### Goal of the exercise
Could you filter the data below down to the lines that hold the word "JSON"?

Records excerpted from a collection
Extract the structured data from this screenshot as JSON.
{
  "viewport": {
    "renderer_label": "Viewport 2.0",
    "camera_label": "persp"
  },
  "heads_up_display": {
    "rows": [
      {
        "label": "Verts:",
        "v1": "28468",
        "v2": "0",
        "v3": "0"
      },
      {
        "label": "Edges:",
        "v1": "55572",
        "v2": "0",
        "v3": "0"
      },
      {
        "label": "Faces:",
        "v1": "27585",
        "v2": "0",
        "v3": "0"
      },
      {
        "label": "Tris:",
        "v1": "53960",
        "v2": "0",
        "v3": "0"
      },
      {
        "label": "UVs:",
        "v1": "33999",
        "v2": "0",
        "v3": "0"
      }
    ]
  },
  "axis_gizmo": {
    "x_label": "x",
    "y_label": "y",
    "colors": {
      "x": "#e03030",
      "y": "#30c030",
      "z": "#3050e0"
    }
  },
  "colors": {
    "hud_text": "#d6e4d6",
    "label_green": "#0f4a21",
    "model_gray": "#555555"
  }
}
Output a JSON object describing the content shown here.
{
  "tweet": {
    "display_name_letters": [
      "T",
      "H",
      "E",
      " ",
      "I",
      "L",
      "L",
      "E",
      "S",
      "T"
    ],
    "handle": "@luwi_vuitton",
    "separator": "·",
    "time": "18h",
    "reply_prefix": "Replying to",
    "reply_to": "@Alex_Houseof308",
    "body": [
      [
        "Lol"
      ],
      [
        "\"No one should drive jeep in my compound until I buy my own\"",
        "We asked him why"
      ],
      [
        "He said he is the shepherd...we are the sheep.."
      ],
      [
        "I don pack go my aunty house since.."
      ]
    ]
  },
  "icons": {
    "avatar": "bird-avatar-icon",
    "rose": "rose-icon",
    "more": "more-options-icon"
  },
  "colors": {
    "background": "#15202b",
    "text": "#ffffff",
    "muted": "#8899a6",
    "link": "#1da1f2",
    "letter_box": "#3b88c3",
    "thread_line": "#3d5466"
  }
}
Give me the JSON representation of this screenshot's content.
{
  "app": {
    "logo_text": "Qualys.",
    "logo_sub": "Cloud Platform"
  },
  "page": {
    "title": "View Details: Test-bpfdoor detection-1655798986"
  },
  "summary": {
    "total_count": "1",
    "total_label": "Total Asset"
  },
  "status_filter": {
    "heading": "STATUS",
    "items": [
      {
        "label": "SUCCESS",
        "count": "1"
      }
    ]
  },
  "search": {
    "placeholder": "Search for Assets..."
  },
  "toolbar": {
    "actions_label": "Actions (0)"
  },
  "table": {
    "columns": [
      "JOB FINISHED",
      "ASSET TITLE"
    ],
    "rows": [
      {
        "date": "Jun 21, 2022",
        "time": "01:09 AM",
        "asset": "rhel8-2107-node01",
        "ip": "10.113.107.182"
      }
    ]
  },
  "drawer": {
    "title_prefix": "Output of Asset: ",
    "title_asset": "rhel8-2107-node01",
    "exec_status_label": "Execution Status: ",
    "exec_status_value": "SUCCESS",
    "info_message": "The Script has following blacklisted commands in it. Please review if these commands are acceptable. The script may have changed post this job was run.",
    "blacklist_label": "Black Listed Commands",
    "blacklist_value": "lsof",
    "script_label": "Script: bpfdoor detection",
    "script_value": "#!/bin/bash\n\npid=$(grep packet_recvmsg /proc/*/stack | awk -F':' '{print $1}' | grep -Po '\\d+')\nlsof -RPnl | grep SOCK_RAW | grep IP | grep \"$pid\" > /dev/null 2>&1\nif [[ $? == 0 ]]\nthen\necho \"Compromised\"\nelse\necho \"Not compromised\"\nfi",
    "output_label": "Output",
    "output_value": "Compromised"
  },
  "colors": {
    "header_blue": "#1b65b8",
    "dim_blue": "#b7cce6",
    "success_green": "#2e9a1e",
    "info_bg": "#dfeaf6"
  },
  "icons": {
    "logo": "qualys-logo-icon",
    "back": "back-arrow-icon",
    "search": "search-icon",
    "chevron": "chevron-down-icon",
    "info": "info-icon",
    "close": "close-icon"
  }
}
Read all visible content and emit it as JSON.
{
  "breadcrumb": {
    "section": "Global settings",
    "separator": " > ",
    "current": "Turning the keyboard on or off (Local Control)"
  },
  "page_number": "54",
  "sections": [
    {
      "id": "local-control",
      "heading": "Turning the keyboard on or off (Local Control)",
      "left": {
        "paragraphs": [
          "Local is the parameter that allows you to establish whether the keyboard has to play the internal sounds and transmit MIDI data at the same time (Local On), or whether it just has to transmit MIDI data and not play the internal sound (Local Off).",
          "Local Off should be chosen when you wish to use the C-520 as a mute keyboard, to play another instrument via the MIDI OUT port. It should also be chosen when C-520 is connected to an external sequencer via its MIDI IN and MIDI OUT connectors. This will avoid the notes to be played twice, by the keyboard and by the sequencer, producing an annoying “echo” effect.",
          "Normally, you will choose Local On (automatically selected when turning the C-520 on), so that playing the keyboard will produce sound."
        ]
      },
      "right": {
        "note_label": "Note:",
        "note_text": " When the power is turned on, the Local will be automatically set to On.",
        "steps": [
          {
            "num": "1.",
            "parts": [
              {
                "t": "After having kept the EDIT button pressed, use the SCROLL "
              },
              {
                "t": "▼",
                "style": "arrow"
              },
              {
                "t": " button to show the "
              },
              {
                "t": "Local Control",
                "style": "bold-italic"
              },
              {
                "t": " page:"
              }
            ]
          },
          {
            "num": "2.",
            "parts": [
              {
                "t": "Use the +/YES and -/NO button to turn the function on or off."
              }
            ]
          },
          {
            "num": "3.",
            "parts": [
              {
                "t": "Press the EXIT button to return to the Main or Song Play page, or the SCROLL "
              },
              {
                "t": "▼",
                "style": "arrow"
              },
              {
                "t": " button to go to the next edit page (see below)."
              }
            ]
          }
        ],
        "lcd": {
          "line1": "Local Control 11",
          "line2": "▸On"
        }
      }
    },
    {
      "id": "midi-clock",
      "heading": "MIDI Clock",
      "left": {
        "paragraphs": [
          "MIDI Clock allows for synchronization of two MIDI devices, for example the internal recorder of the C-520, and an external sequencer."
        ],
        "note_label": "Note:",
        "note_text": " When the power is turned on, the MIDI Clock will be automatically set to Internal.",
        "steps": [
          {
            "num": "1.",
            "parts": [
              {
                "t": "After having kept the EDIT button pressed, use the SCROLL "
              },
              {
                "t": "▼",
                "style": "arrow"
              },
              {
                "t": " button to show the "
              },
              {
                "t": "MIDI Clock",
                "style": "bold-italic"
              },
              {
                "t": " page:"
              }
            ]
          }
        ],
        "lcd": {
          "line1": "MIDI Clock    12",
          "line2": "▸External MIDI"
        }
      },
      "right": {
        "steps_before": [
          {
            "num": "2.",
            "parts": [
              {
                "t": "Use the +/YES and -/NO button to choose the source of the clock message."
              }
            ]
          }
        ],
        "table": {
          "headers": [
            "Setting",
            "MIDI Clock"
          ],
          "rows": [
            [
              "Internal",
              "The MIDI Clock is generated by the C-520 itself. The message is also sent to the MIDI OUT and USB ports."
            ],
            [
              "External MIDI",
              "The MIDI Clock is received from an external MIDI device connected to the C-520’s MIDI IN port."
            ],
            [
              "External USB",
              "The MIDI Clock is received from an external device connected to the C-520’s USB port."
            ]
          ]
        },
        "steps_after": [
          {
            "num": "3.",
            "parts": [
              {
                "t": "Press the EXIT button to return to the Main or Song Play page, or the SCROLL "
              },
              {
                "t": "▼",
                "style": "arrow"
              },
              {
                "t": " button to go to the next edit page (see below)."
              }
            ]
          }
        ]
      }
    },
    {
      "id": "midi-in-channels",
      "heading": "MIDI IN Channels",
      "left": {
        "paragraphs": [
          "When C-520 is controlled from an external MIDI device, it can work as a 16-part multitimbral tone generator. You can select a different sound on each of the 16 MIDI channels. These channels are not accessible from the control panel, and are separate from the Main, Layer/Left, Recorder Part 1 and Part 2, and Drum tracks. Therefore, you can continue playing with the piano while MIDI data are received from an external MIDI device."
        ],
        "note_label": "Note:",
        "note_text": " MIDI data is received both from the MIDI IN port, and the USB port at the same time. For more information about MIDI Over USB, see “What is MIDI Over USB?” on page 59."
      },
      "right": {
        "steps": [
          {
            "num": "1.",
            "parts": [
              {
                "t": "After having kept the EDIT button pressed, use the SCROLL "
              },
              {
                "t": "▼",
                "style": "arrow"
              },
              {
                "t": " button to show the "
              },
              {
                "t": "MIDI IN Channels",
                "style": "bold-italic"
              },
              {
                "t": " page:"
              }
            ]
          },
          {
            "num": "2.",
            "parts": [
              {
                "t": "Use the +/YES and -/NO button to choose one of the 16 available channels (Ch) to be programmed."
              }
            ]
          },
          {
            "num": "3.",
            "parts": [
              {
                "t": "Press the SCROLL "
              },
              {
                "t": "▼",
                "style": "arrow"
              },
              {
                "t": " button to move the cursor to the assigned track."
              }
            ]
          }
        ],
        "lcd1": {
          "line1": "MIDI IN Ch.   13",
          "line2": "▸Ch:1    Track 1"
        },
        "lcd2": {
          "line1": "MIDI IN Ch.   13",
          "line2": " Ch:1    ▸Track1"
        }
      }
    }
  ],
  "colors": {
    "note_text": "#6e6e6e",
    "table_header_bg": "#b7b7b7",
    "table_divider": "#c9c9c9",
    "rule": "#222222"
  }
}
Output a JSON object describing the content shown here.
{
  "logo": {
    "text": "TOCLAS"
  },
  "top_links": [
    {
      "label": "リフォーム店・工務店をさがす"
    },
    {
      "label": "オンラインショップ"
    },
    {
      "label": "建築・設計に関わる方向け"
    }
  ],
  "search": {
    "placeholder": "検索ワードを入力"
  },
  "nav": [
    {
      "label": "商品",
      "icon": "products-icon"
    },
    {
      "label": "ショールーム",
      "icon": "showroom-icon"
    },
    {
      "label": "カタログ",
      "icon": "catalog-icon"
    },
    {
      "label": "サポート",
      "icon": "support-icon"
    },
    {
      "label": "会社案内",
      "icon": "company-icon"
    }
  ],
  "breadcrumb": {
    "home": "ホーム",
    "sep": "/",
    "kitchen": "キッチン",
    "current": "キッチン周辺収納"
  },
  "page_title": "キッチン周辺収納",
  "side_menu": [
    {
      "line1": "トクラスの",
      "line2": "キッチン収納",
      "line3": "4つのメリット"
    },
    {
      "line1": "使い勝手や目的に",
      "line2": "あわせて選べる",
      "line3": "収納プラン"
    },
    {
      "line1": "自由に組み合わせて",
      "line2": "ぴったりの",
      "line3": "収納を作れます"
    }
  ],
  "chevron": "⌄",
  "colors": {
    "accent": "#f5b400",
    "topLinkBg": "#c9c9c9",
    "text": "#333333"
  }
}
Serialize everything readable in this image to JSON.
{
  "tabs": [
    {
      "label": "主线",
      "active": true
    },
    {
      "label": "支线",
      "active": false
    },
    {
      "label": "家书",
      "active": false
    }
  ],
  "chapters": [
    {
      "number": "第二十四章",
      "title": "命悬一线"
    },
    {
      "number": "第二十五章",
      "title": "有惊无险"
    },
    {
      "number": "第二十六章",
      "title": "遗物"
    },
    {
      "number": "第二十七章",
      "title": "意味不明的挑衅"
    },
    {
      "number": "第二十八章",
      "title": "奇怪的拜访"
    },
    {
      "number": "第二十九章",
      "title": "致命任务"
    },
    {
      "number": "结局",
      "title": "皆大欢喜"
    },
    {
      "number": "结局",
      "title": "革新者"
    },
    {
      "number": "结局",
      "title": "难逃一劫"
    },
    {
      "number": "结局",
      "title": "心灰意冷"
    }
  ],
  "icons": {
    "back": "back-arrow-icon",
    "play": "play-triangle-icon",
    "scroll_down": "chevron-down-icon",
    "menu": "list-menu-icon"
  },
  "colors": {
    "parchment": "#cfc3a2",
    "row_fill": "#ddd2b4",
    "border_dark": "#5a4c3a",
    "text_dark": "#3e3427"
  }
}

### Answer space
Extract the structured data from this screenshot as JSON.
Output a JSON object describing the content shown here.
Give me the JSON representation of this screenshot's content.
Read all visible content and emit it as JSON.
Output a JSON object describing the content shown here.
Serialize everything readable in this image to JSON.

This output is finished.